making it impossible for the banks to mark their assets to either
model or market, are these figures not largely pie in the sky?
Mr Palmer: Obviously, the biggest
problem is that there is no visible benchmark in the market which
is normally from where you start. When that does not exist you
have to use your best efforts through statistical analysis.
Q1209 Chairman: It is a guesstimate?
Mr Palmer: The modelling process
is very complex and must take into account an estimate of what
is likely to happen in the economy. There is always an element
of judgment in it. How fast will the US economy decline? How bad
will delinquencies be on mortgages? These kinds of things are
very difficult to assess.
Q1210 Chairman: Mr Mills, do you
agree that these figures are pie in the sky in light of the frozen
Mr Mills: No Mr Chairman, I would
not characterise them as pie in the sky but as a fairly sophisticated
effort to try to determine the value of the underlying collateral.
Q1211 Chairman: Just explain to us
in simple language how, if it is impossible for banks to mark
their assets to either model or market, there can be an accurate
Mr Mills: I think you can come
up with a range of values. As we mentioned, if there is a lack
of a marketplace and there is no visible price benchmarks that
you can look to, you have to look at the underlying collateral
and look at the underlying cash flows of that collateral, because
they are performing, and determine through different statistical
Q1212 Chairman: On a scale of one
to 10 how accurate do you think they are?
Mr Mills: Mr Chairman, what I
can benchmark for you is when we announced our earnings warning
we gave a range.

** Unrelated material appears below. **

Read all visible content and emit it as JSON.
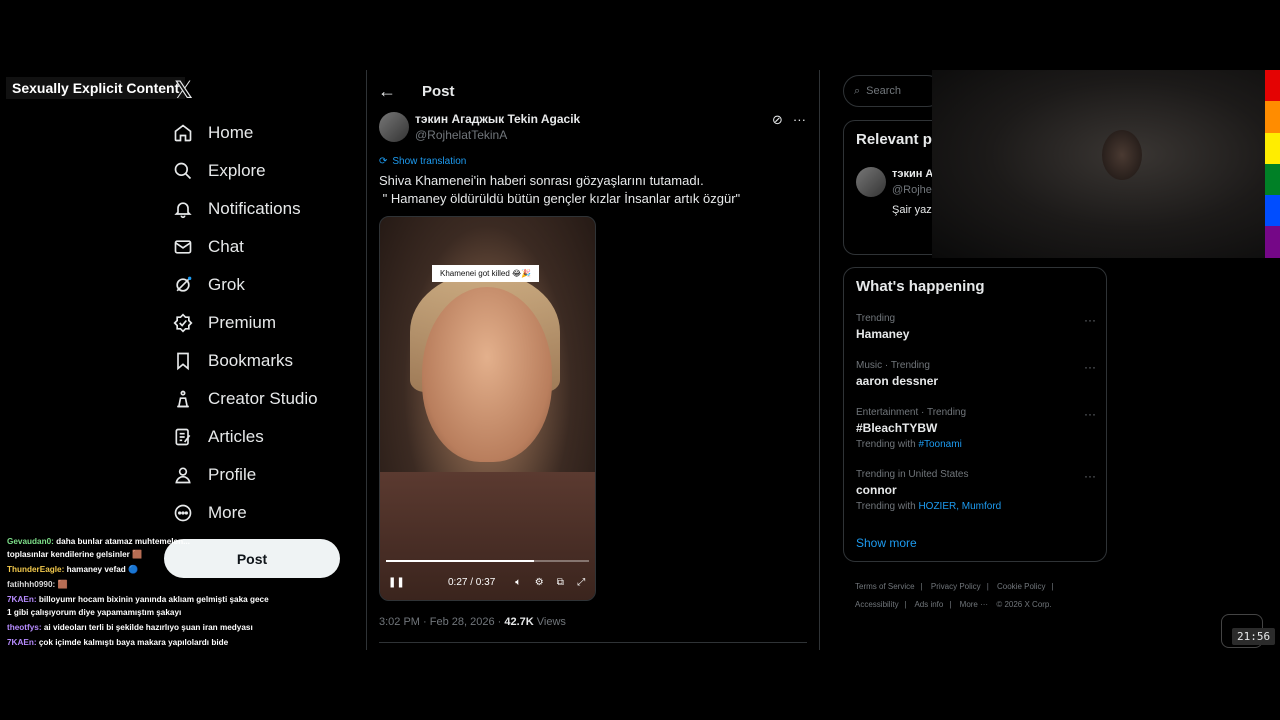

We said that the losses we would incur would
be in a range of $8 billion to $11 billion.
Q1213 Chairman: I am a simple chairman
looking for a range.
Mr Mills: I would say it is 80%
to 90% accurate.
Q1214 Chairman: Lord Aldington, what
do you say?
Lord Aldington: A valuation is
a valuation and I think to say that it is only 90% accurate is
always a difficult thing to say.
Q1215 Chairman: You say it is nine?
Lord Aldington: We arrive at our
valuations and attach huge importance to what Mr Corrigan has
said, what our IPV (independent price verification) people say
and then there are the accountants.
Q1216 Chairman: What valuation do
Lord Aldington: We stand by the
valuations that we have on our books.
Q1217 Chairman: To go back to my
question, Mr Mills has given eight in the range of one to 10.
What do you give?
Lord Aldington: I can only repeat
what I have said. We stand by the valuations we have on our books.
Q1218 Chairman: Therefore, you do
not give any range at all?
Lord Aldington: A valuation is
a valuation, and it has to be supported by the accountants.
Q1219 Chairman: Mr Corrigan, what
do you say?
Mr Corrigan: Let me respond at
two levels. First, I make it my own personal business to review
in great detail the procedures and policies that we as a firm
follow in the area of price verification. I have spent a lot of
time kicking the tyres, if I may put it that way, to try to satisfy
myself as best I can that what we come up with in terms of valuations
is state of the art. To answer your question, on a scale of zero
to 10 I would say it is 9¾ based on my experience and the
amount of time and effort I have put into the task.